→ **Exercise aim**:
Your answer should consist of the lines in the following data that contain "Votre".

→ **Data provided**:
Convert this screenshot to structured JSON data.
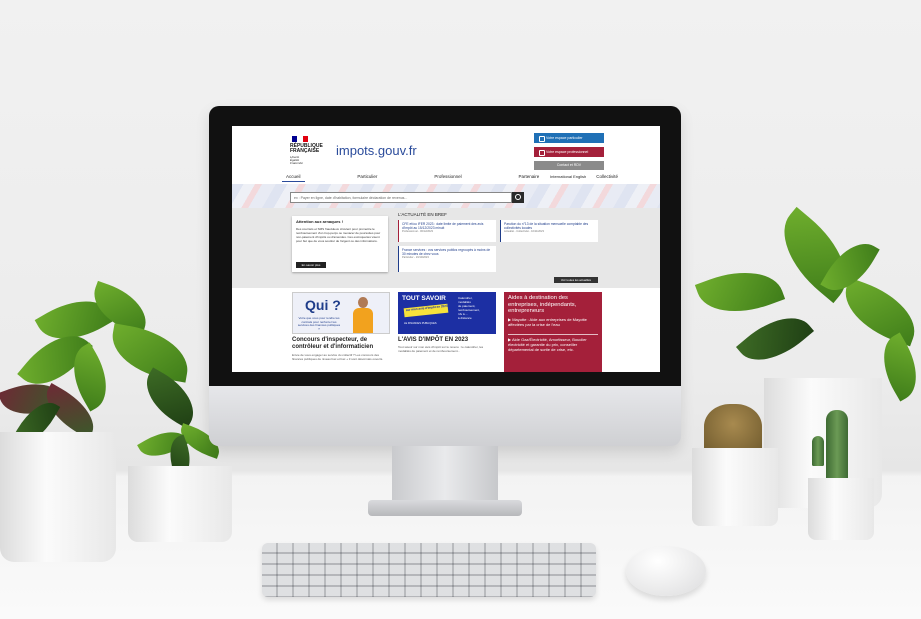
{
  "website": {
    "logo": {
      "republique": "RÉPUBLIQUE\nFRANÇAISE",
      "motto": "Liberté\nÉgalité\nFraternité",
      "brand": "impots.gouv.fr"
    },
    "buttons": {
      "particulier": "Votre espace particulier",
      "professionnel": "Votre espace professionnel",
      "contact": "Contact et RDV"
    },
    "nav": [
      "Accueil",
      "Particulier",
      "Professionnel",
      "Partenaire",
      "Collectivité"
    ],
    "lang": "International  English",
    "search_placeholder": "ex : Payer en ligne, date d'habitation, formulaire déclaration de revenus...",
    "alert": {
      "title": "Attention aux arnaques !",
      "body": "Des courriels et SMS frauduleux circulent pour promettre le remboursement d'un trop-perçu ou menacer de poursuites pour non-paiement d'impôts ou d'amendes. Ces escroqueries visent pour but que de vous soutirer de l'argent ou des informations.",
      "button": "En savoir plus"
    },
    "news": {
      "title": "L'ACTUALITÉ EN BREF",
      "items": [
        {
          "text": "CFE et/ou IFER 2023 : date limite de paiement des avis d'impôt au 15/12/2023 minuit",
          "meta": "Professionnel - 06/12/2023"
        },
        {
          "text": "Parution du n°13 de la situation mensuelle comptable des collectivités locales",
          "meta": "Actualité - Collectivité - 16/11/2023"
        },
        {
          "text": "France services : vos services publics regroupés à moins de 30 minutes de chez vous",
          "meta": "Particulier - 23/10/2023"
        }
      ],
      "all_button": "Voir toutes les actualités"
    },
    "cards": {
      "c1": {
        "img_title": "Qui ?",
        "img_sub": "Votre que vous pour rendre les contrats pour renforcer les services des finances publiques ?",
        "title": "Concours d'inspecteur, de contrôleur et d'informaticien",
        "body": "Envie de vous engager au service du collectif ? Les concours des finances publiques de niveau bac et bac + 3 sont désormais ouverts."
      },
      "c2": {
        "img_title": "TOUT SAVOIR",
        "sticker": "sur mon avis d'impôt en 2023",
        "img_list": "Calendrier,\nmodalités\nde paiement,\nremboursement,\nrdv à ...\nà distance",
        "img_logo": "LE FINANCES PUBLIQUES",
        "title": "L'AVIS D'IMPÔT EN 2023",
        "body": "Tout savoir sur mon avis d'impôt sur le revenu : le calendrier, les modalités de paiement et de remboursement..."
      },
      "c3": {
        "title": "Aides à destination des entreprises, indépendants, entrepreneurs",
        "p1": "▶ Mayotte : Aide aux entreprises de Mayotte affectées par la crise de l'eau",
        "p2": "▶ Aide Gaz/Électricité, Amortisseur, Bouclier électricité et garantie du prix, conseiller départemental de sortie de crise, etc."
      }
    }
  },
  "colors": {
    "brand_blue": "#2a4b9b",
    "marianne_red": "#a4203a",
    "button_blue": "#1f70b6"
  }
}
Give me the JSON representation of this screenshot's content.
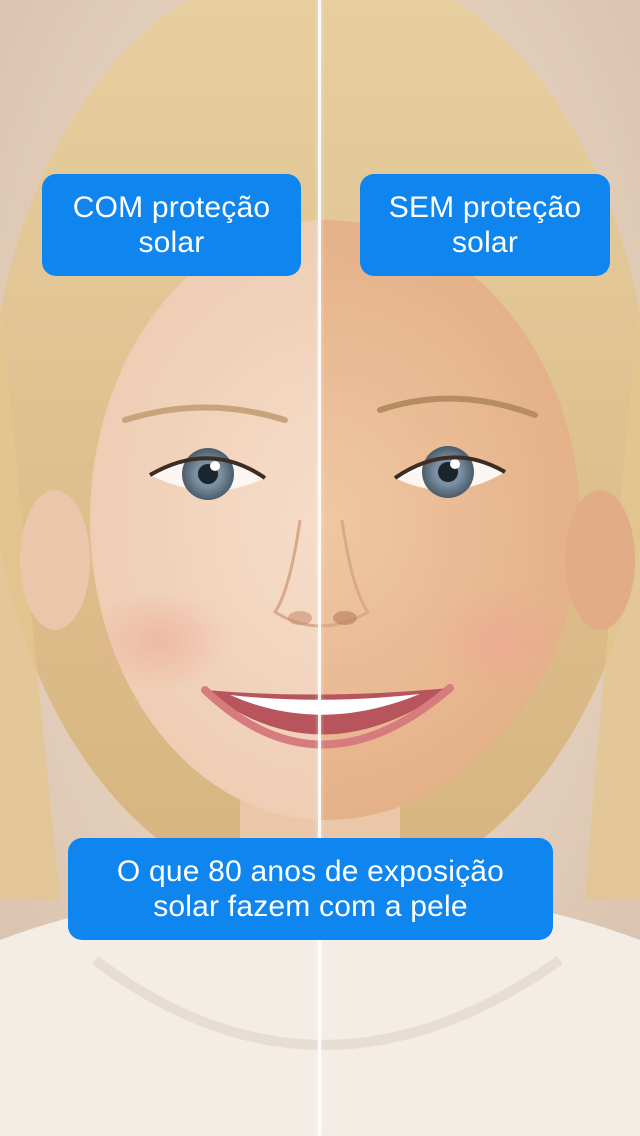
{
  "left_caption": {
    "line1": "COM proteção",
    "line2": "solar"
  },
  "right_caption": {
    "line1": "SEM proteção",
    "line2": "solar"
  },
  "bottom_caption": {
    "line1": "O que 80 anos de exposição",
    "line2": "solar fazem com a pele"
  },
  "colors": {
    "caption_background": "#0f85f0",
    "caption_text": "#ffffff",
    "divider": "#ffffff"
  }
}
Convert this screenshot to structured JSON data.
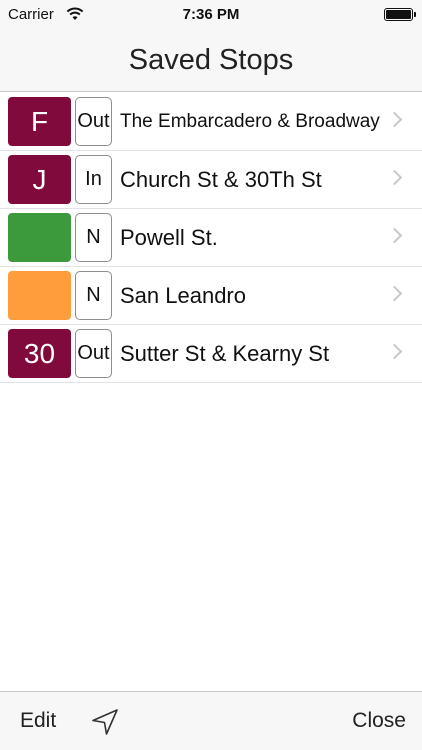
{
  "status_bar": {
    "carrier": "Carrier",
    "time": "7:36 PM"
  },
  "nav": {
    "title": "Saved Stops"
  },
  "stops": [
    {
      "route": "F",
      "route_color": "#800a3c",
      "direction": "Out",
      "stop": "The Embarcadero & Broadway"
    },
    {
      "route": "J",
      "route_color": "#800a3c",
      "direction": "In",
      "stop": "Church St & 30Th St"
    },
    {
      "route": "",
      "route_color": "#3c9a3c",
      "direction": "N",
      "stop": "Powell St."
    },
    {
      "route": "",
      "route_color": "#ff9d3c",
      "direction": "N",
      "stop": "San Leandro"
    },
    {
      "route": "30",
      "route_color": "#800a3c",
      "direction": "Out",
      "stop": "Sutter St & Kearny St"
    }
  ],
  "toolbar": {
    "edit_label": "Edit",
    "location_icon": "location-arrow-icon",
    "close_label": "Close"
  }
}
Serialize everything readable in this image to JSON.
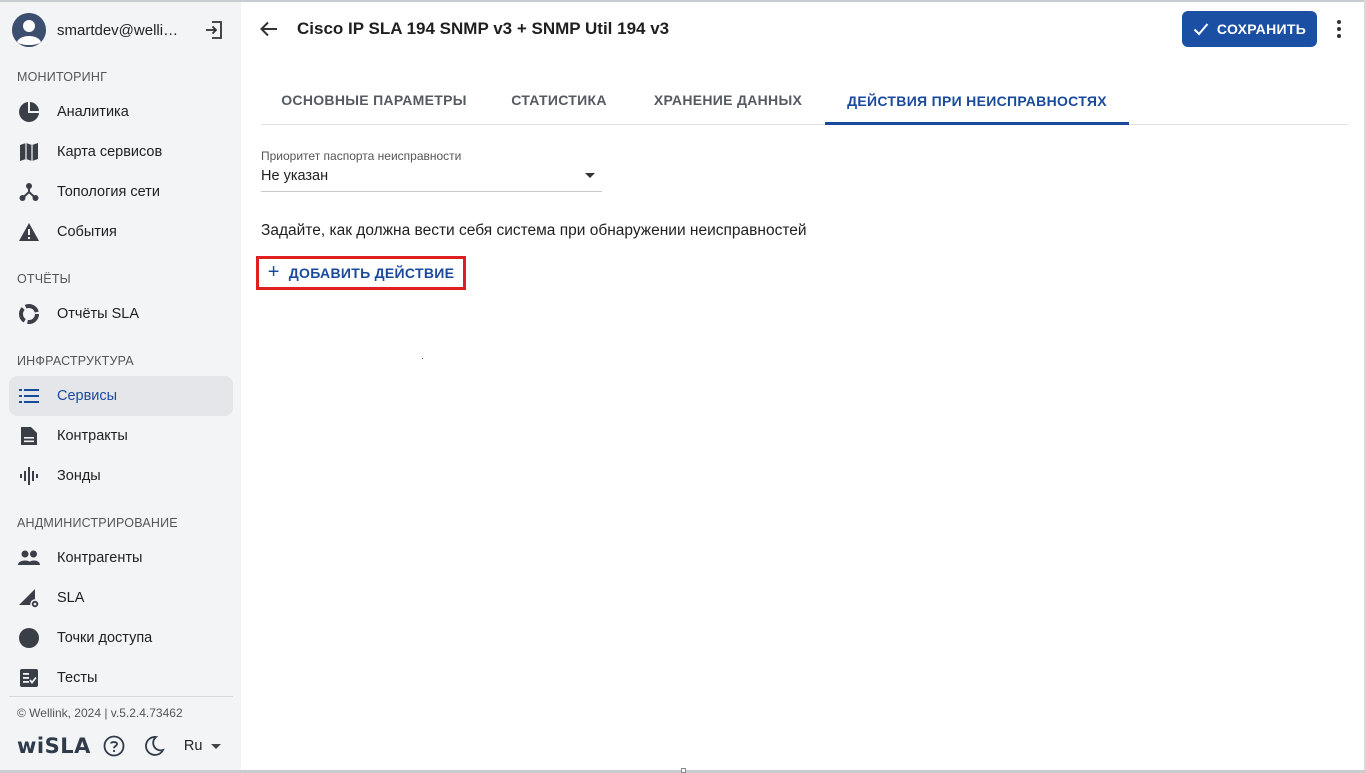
{
  "user": {
    "email": "smartdev@wellin..."
  },
  "sidebar": {
    "sections": [
      {
        "title": "МОНИТОРИНГ",
        "items": [
          {
            "label": "Аналитика",
            "icon": "pie-chart-icon"
          },
          {
            "label": "Карта сервисов",
            "icon": "map-icon"
          },
          {
            "label": "Топология сети",
            "icon": "topology-icon"
          },
          {
            "label": "События",
            "icon": "warning-icon"
          }
        ]
      },
      {
        "title": "ОТЧЁТЫ",
        "items": [
          {
            "label": "Отчёты SLA",
            "icon": "donut-icon"
          }
        ]
      },
      {
        "title": "ИНФРАСТРУКТУРА",
        "items": [
          {
            "label": "Сервисы",
            "icon": "list-icon",
            "active": true
          },
          {
            "label": "Контракты",
            "icon": "document-icon"
          },
          {
            "label": "Зонды",
            "icon": "waveform-icon"
          }
        ]
      },
      {
        "title": "АНДМИНИСТРИРОВАНИЕ",
        "items": [
          {
            "label": "Контрагенты",
            "icon": "people-icon"
          },
          {
            "label": "SLA",
            "icon": "sla-settings-icon"
          },
          {
            "label": "Точки доступа",
            "icon": "circle-icon"
          },
          {
            "label": "Тесты",
            "icon": "checklist-icon"
          }
        ]
      }
    ],
    "copyright": "© Wellink, 2024 | v.5.2.4.73462",
    "logo": "wiSLA",
    "language": "Ru"
  },
  "header": {
    "title": "Cisco IP SLA 194 SNMP v3 + SNMP Util 194 v3",
    "save_label": "СОХРАНИТЬ"
  },
  "tabs": [
    {
      "label": "ОСНОВНЫЕ ПАРАМЕТРЫ"
    },
    {
      "label": "СТАТИСТИКА"
    },
    {
      "label": "ХРАНЕНИЕ ДАННЫХ"
    },
    {
      "label": "ДЕЙСТВИЯ ПРИ НЕИСПРАВНОСТЯХ",
      "active": true
    }
  ],
  "content": {
    "priority_label": "Приоритет паспорта неисправности",
    "priority_value": "Не указан",
    "description": "Задайте, как должна вести себя система при обнаружении неисправностей",
    "add_action_label": "ДОБАВИТЬ ДЕЙСТВИЕ"
  },
  "colors": {
    "accent": "#1a4fa3",
    "active_text": "#1a4a9c",
    "sidebar_bg": "#f3f4f6",
    "highlight_border": "#e02020"
  }
}
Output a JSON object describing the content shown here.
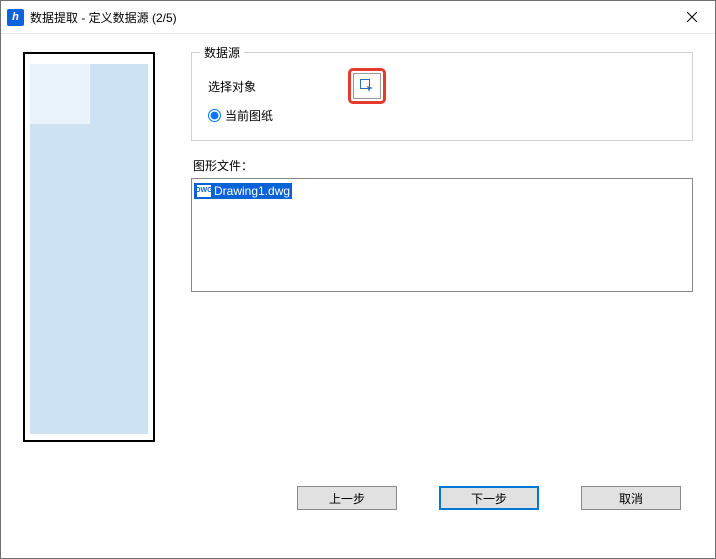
{
  "window": {
    "title": "数据提取 - 定义数据源 (2/5)"
  },
  "group": {
    "legend": "数据源",
    "select_objects_label": "选择对象",
    "radio_current_drawing": "当前图纸"
  },
  "files": {
    "label": "图形文件：",
    "item": "Drawing1.dwg"
  },
  "buttons": {
    "prev": "上一步",
    "next": "下一步",
    "cancel": "取消"
  }
}
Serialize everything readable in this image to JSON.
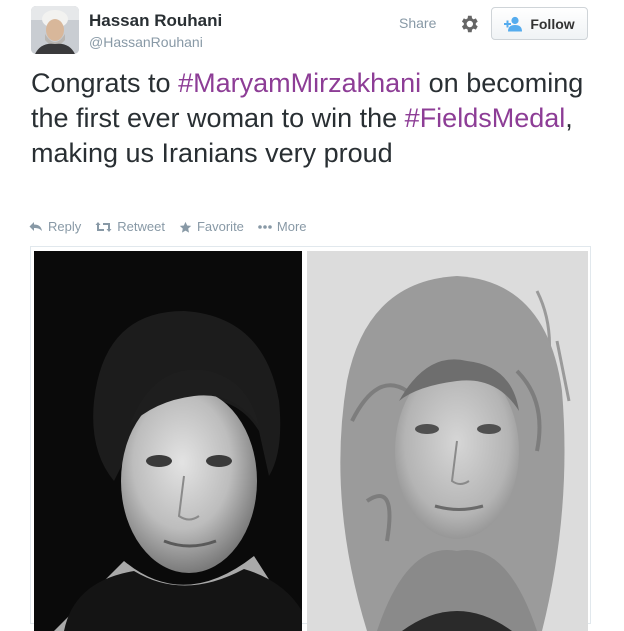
{
  "tweet": {
    "author_name": "Hassan Rouhani",
    "author_handle": "@HassanRouhani",
    "share_label": "Share",
    "follow_label": "Follow",
    "text_segments": [
      {
        "text": "Congrats to ",
        "hashtag": false
      },
      {
        "text": "#MaryamMirzakhani",
        "hashtag": true
      },
      {
        "text": " on becoming the first ever woman to win the ",
        "hashtag": false
      },
      {
        "text": "#FieldsMedal",
        "hashtag": true
      },
      {
        "text": ", making us Iranians very proud",
        "hashtag": false
      }
    ],
    "actions": [
      {
        "label": "Reply",
        "icon": "reply-icon"
      },
      {
        "label": "Retweet",
        "icon": "retweet-icon"
      },
      {
        "label": "Favorite",
        "icon": "star-icon"
      },
      {
        "label": "More",
        "icon": "more-dots-icon"
      }
    ]
  },
  "colors": {
    "hashtag": "#8d3d96",
    "text": "#292f33",
    "muted": "#8899a6",
    "follow_icon": "#55acee"
  }
}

→ **Exercise response**:
      "particulier": "Votre espace particulier",
      "professionnel": "Votre espace professionnel",
        "img_sub": "Votre que vous pour rendre les contrats pour renforcer les services des finances publiques ?",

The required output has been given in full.